**Exercise details:** Say, as a bare number, how many lines of the listing contain "this".

**Data records:**
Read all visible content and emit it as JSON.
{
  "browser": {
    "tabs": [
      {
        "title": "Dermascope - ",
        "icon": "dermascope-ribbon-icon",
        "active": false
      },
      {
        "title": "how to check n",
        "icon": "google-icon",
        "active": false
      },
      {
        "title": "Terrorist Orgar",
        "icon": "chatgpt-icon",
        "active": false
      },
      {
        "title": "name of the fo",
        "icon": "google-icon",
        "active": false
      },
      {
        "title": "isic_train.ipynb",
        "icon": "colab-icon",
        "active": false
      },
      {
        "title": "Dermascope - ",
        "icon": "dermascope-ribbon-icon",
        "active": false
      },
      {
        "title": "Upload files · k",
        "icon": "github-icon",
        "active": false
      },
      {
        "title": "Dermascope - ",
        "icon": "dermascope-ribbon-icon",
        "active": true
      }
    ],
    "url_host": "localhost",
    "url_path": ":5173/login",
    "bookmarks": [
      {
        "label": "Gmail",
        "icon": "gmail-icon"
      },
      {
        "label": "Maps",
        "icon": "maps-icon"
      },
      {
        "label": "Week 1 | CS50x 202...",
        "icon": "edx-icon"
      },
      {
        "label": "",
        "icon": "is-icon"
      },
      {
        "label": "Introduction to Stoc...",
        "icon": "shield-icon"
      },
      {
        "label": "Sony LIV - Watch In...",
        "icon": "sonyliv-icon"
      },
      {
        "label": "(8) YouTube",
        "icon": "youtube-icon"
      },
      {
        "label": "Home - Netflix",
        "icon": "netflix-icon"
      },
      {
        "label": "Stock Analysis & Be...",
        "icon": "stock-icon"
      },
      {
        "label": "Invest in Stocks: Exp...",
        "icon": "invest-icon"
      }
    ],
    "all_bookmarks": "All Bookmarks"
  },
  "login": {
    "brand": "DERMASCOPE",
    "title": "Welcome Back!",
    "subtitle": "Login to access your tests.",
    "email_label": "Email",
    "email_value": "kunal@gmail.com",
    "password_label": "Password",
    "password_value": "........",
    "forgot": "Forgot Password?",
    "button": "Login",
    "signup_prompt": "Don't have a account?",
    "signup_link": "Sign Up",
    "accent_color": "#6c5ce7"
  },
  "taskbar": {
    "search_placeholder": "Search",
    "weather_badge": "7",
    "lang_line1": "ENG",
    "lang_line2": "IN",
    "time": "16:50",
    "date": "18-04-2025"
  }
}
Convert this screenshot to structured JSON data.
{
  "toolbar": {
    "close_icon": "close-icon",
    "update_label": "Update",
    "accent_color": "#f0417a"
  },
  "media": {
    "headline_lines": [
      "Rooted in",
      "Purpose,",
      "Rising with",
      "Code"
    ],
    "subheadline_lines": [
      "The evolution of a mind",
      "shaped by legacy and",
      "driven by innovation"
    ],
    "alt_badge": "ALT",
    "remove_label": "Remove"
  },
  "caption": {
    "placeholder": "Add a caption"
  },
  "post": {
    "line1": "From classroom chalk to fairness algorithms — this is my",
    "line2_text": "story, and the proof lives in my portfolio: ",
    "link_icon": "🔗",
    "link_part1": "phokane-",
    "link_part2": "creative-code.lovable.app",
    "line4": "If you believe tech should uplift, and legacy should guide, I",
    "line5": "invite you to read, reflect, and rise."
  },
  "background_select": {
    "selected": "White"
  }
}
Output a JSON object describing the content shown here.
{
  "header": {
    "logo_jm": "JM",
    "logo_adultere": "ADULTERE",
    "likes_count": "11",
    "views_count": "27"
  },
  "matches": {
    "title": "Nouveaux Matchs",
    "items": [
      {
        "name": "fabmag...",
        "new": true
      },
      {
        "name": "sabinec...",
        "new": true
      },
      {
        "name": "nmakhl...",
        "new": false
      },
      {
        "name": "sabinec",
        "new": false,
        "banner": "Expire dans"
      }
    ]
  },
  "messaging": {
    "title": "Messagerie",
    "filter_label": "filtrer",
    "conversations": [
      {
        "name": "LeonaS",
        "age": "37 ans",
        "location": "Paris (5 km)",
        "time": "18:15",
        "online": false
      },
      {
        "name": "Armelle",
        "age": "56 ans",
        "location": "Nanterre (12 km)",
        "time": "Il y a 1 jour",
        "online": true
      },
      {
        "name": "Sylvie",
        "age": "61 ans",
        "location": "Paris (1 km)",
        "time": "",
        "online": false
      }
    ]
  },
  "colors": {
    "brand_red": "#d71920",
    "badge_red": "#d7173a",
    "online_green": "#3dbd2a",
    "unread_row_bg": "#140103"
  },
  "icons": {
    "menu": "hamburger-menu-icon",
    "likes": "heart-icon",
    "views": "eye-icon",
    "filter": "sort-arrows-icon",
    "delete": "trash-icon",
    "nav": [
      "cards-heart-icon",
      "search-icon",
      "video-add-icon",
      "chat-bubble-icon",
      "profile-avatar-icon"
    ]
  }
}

**The answer:** 2